What determines the price of gas?
Gasoline is a supply and demand commodity. This means that the more people want and use it, the more it costs. Gas prices vary across cities and states for various reasons. A number of factors affect the retail price of gasoline, including increased international demand, access to supply and transportation costs, urban or rural location, the number of stations in an area, the average volume pumped, federal and state taxes, and concentration of oil companies and the presence of independent marketers. Maintenance or closure of fuel-producing refineries can also increase gas prices. A common reason for such closures and maintenance requirements is natural disasters that interfere with refinery operations.
What is price gouging?
There are two types of price gouging recognized in Kansas: unconscionable price gouging and profiteering from disaster. Unconscionable price gouging occurs when a consumer is charged a substantially higher price for an item or service that is readily available to that consumer for a much lower price. There is no bright line rule for when a price is excessive; however, the Kansas Consumer Protection Act indicates the price must “grossly exceed” prices charged in similar transactions. Merely charging higher prices than competitors is not illegal.
Disaster price gouging only occurs during or after a disaster. A disaster includes severe storm, tornado, earthquake, flood, or any extraordinary act.
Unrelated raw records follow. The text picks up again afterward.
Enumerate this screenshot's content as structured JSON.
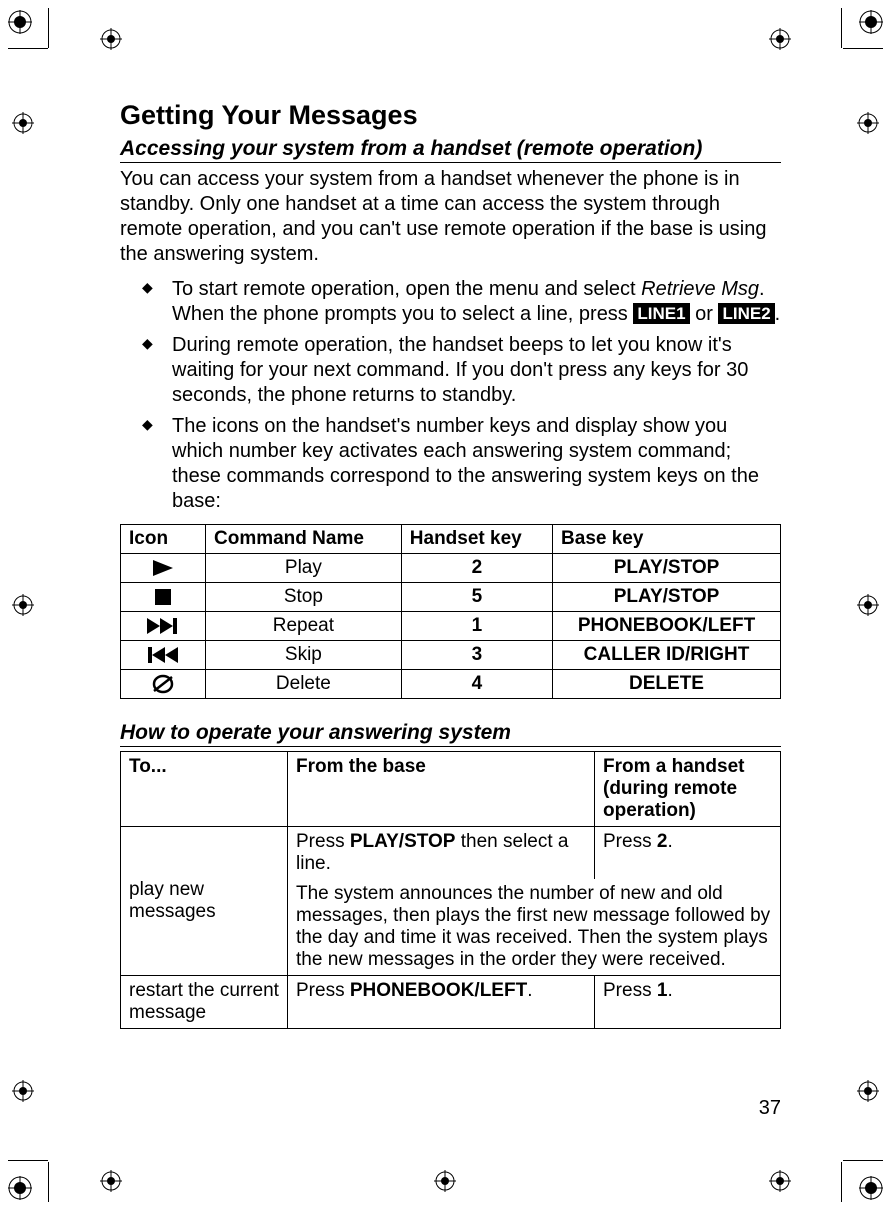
{
  "title": "Getting Your Messages",
  "section1_title": "Accessing your system from a handset (remote operation)",
  "intro": "You can access your system from a handset whenever the phone is in standby. Only one handset at a time can access the system through remote operation, and you can't use remote operation if the base is using the answering system.",
  "bullets": {
    "b1_pre": "To start remote operation, open the menu and select ",
    "b1_em": "Retrieve Msg",
    "b1_mid": ". When the phone prompts you to select a line, press ",
    "b1_line1": "LINE1",
    "b1_or": " or ",
    "b1_line2": "LINE2",
    "b1_end": ".",
    "b2": "During remote operation, the handset beeps to let you know it's waiting for your next command. If you don't press any keys for 30 seconds, the phone returns to standby.",
    "b3": "The icons on the handset's number keys and display show you which number key activates each answering system command; these commands correspond to the answering system keys on the base:"
  },
  "cmd_table": {
    "headers": [
      "Icon",
      "Command Name",
      "Handset key",
      "Base key"
    ],
    "rows": [
      {
        "icon": "play",
        "name": "Play",
        "hkey": "2",
        "bkey": "PLAY/STOP"
      },
      {
        "icon": "stop",
        "name": "Stop",
        "hkey": "5",
        "bkey": "PLAY/STOP"
      },
      {
        "icon": "next",
        "name": "Repeat",
        "hkey": "1",
        "bkey": "PHONEBOOK/LEFT"
      },
      {
        "icon": "prev",
        "name": "Skip",
        "hkey": "3",
        "bkey": "CALLER ID/RIGHT"
      },
      {
        "icon": "delete",
        "name": "Delete",
        "hkey": "4",
        "bkey": "DELETE"
      }
    ]
  },
  "section2_title": "How to operate your answering system",
  "op_table": {
    "headers": [
      "To...",
      "From the base",
      "From a handset (during remote operation)"
    ],
    "row1": {
      "to": "play new messages",
      "base_pre": "Press ",
      "base_key": "PLAY/STOP",
      "base_post": " then select a line.",
      "hand_pre": "Press ",
      "hand_key": "2",
      "hand_post": ".",
      "shared": "The system announces the number of new and old messages, then plays the first new message followed by the day and time it was received. Then the system plays the new messages in the order they were received."
    },
    "row2": {
      "to": "restart the current message",
      "base_pre": "Press ",
      "base_key": "PHONEBOOK/LEFT",
      "base_post": ".",
      "hand_pre": "Press ",
      "hand_key": "1",
      "hand_post": "."
    }
  },
  "page_number": "37"
}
Typically, in a disaster, the President of the United States or the Kansas Governor will declare a state of emergency. Kansas law prohibits unjustifiably increasing the price of any necessary property or service, including gasoline, during a time of disaster.
What can the Attorney General do about rising gas prices?
The Attorney General’s Office will investigate any instance of price gouging reported by Kansas consumers and prosecute those businesses found to be in violation of the law. There are factors affecting gas prices that are beyond the authority of the Kansas Attorney General, including federal and state regulation by other agencies. However, the Attorney General can act to ensure competition in the market, in instances including collusion, price-fixing and illegal price gouging.
What can I do about rising gas prices?
If you believe you have witnessed price gouging in Kansas, please contact the Attorney General’s Consumer Protection Division at 785-296-3751 or 1-800-432-2310 or fill out a consumer complaint online.
The fuel industry is regulated at the federal level. We encourage all consumers to contact their U.S. Representative and Senators to express their concerns and opinions about rising gas prices.
Tips for increasing fuel economy:
- Plan your day to combine trips and eliminate unnecessary driving
- Drive cars with higher fuel efficiency (miles per gallon) whenever possible
- Carpool and share rides with family, friends and coworkers
- Use public transportation, walk or bike instead of driving whenever possible
- Check and replace your car air filter regularly
- Keep your tires properly inflated
- Use the recommended grade of gasoline and motor oil
- Observe the speed limit
- Avoid excessive acceleration or idling
- Use cruise control or overdrive gear
- Don’t “top off” when re-fueling